Death toll in Gaza ups to121, as Israel gets ready for ground offensive
TEL AVIV: Israel rushed
an eighth missile interceptor battery into service on Saturday to counter
stronger-than-expected rocket fire from Gaza as the military pounded positions
in the Palestinian enclave for a fifth day, killing 15 people, medics said.
The Jewish state kept
options open for a possible ground offensive into densely populated Gaza
despite international pressure to negotiate a ceasefire in the conflict, which
has killed 121 in the Islamist-ruled enclave since Tuesday.
Residents said a mosque
in the central Gaza Strip was bombed to rubble. The Israeli military said the
mosque had housed a weapons cache. Referring to Israel's prime minister,
graffiti scrawled on one of the mosque's blasted walls read, "We will
prevail despite your arrogance, Netanyahu."
Eight other mosques
have been damaged from bombing and 537 Gaza houses have either been destroyed
or damaged, according to the Gaza-based Al-Mezan Association for Human Rights.
By Saturday, no Israeli
had been killed by rockets salvoes out of Gaza, thanks in part to Iron Dome, a
partly US-funded interceptor system that operators said had exceeded
expectations in shooting down missiles.
But racing for shelter
from rockets has become a daily routine for hundreds of thousands of Israelis,
and some 20,000 reservists have already been mobilized for a possible thrust
into Gaza, the army said.
“We have upgraded the
(Iron Dome) system recently from a number of aspects ... We try always to be
one step ahead of the enemy ... and we see that its capabilities exceed our
expectations,” a Defence Ministry official said on Israel Radio.
“In the past week we
have carried out a very complex technological exercise to deliver the eighth
system ...We brought together all the components from the production line and
within days we made it operational,” he added, saying that a ninth battery
could be made ready within days.
Israel said it was
determined to end cross-border rocket attacks that intensified last month after
its forces arrested hundreds of activists from the Islamist Hamas movement in

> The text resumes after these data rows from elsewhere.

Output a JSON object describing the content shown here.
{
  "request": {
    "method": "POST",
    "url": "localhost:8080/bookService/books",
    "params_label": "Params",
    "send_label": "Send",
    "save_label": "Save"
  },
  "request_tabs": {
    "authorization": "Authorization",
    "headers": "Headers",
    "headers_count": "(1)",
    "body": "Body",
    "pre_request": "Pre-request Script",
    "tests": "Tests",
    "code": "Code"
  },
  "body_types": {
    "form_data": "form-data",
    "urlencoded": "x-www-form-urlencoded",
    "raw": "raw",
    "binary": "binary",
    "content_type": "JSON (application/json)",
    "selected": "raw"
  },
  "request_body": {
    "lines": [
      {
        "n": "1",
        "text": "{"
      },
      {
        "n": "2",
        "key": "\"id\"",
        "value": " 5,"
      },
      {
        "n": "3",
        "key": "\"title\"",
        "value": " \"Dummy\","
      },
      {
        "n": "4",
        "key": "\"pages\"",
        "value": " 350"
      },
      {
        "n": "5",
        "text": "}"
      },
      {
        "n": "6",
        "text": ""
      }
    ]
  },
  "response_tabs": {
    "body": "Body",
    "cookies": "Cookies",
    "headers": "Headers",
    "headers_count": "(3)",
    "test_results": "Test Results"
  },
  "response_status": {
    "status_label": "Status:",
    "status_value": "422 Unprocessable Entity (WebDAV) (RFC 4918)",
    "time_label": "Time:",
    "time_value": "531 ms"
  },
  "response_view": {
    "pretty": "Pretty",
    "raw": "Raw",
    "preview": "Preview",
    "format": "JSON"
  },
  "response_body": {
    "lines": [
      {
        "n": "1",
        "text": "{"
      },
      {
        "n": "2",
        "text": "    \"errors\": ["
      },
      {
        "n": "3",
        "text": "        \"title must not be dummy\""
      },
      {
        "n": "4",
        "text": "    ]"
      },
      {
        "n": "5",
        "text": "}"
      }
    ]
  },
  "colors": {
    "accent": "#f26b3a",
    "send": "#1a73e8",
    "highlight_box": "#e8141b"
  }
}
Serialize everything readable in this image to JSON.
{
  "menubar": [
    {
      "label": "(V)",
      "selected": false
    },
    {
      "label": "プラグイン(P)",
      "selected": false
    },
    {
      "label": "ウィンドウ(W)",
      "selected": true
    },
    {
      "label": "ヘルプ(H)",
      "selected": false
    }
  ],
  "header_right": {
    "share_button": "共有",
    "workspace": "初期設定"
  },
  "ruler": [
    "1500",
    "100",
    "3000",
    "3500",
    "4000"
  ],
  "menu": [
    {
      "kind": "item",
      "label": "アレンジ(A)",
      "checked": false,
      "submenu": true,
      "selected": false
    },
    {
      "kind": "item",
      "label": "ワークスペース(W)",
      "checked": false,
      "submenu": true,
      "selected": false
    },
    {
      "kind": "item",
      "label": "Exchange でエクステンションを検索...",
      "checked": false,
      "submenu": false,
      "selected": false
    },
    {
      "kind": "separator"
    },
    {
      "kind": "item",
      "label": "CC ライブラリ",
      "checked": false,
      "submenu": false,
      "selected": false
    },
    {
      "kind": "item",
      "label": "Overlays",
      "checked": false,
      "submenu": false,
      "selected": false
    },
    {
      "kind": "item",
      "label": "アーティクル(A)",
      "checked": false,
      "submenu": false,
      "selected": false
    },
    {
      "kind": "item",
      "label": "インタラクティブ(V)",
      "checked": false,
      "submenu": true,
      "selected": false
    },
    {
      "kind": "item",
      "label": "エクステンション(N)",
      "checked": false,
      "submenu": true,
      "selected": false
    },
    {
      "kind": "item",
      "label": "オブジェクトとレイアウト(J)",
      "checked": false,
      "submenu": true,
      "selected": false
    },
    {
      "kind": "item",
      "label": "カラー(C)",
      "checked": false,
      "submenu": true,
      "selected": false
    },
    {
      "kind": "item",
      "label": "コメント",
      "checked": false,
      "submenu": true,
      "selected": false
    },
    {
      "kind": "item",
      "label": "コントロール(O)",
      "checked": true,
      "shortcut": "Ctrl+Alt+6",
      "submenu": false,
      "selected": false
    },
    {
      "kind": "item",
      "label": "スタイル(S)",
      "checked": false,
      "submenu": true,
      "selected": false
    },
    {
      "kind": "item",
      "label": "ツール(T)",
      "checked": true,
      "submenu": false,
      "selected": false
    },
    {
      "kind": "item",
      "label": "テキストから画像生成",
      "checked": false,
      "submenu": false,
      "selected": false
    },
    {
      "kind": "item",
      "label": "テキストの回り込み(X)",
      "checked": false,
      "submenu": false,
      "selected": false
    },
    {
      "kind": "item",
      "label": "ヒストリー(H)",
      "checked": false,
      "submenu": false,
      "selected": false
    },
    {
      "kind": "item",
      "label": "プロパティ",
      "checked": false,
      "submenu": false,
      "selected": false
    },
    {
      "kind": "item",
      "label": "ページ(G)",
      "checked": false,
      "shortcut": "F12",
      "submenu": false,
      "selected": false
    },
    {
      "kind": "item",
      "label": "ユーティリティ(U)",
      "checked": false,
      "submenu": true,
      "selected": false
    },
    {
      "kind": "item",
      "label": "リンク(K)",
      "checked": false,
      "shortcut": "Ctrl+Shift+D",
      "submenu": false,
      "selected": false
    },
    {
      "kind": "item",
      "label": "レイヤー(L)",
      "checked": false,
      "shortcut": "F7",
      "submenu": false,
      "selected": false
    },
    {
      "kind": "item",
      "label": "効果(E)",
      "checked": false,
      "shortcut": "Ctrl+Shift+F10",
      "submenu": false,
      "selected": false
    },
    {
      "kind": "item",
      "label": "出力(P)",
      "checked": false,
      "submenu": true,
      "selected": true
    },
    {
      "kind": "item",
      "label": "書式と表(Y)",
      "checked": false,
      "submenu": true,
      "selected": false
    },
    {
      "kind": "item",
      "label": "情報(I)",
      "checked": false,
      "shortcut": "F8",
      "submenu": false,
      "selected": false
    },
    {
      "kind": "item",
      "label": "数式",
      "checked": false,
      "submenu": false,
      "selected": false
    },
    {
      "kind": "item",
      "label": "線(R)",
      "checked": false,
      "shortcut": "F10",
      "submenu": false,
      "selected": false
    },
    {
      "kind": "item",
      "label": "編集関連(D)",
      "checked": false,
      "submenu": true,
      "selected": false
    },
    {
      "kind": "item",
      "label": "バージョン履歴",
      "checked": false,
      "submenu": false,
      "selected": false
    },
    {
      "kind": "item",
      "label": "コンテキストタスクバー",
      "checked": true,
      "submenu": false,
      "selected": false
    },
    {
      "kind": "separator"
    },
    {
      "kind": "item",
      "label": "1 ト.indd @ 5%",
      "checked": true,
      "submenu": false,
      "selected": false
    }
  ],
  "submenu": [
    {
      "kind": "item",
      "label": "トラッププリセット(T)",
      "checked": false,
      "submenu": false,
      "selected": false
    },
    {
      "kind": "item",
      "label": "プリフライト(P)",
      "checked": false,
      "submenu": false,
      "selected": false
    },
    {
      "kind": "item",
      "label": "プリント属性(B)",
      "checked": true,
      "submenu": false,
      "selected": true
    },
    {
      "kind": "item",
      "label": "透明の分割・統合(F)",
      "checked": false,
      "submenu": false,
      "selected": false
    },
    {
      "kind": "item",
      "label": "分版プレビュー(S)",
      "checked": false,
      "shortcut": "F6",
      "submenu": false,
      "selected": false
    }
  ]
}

the West Bank after the abduction there of three Jewish teenagers who were
later found killed. A Palestinian youth was then killed in Jerusalem in a
suspected revenge attack by Israelis.
Asked if Israel might
move from the mostly aerial attacks of the past four days into a ground war in
Gaza to stifle the rocket salvoes, Prime Minister Benjamin Netanyahu said, “We
are weighing all possibilities and preparing for all possibilities.”
pressure will prevent us from acting with all power,” he told reporters in Tel
Aviv on Friday, a day after a phone call with US President Barack Obama about
the worst flare-up in Israeli-Palestinian violence in almost two years.
Casualties on both
sides would probably increase significantly if Israel's formidable mechanized
forces stormed into the largely urbanized enclave that runs 40 km (25 miles)
down the Mediterranean coast.
Gaza medical officials
said at least 81 civilians, including 25 children, were among the 121 dead so
far from aerial strikes on the sliver-like territory into which nearly 2
million people are packed, many in dilapidated, flimsy dwellings.
Three militants and 12
other people, including two disabled women at a rehabilitation center and a
65-year-old man, were killed by air strikes early on Saturday, doctors there
One of the dead in an
air strike that killed six people in a Gaza street was identified as the nephew
of Ismail Haniyeh, the Hamas political leader in the territory.
An Israeli military
spokeswoman said she was checking on why the rehabilitation center in an
eastern district of Gaza City was hit by an Israeli tank shell. Four others
including two children were wounded and in serious condition, medics said.
Israel's right to defend itself in a statement from the Pentagon on Friday. But
Defence Secretary Chuck Hagel told Israeli Defence Minister Moshe Ya'alon he
was concerned "about the risk of further escalation and emphasized the
need for all sides to do everything they can to protect civilian lives and
restore calm", a Pentagon statement said.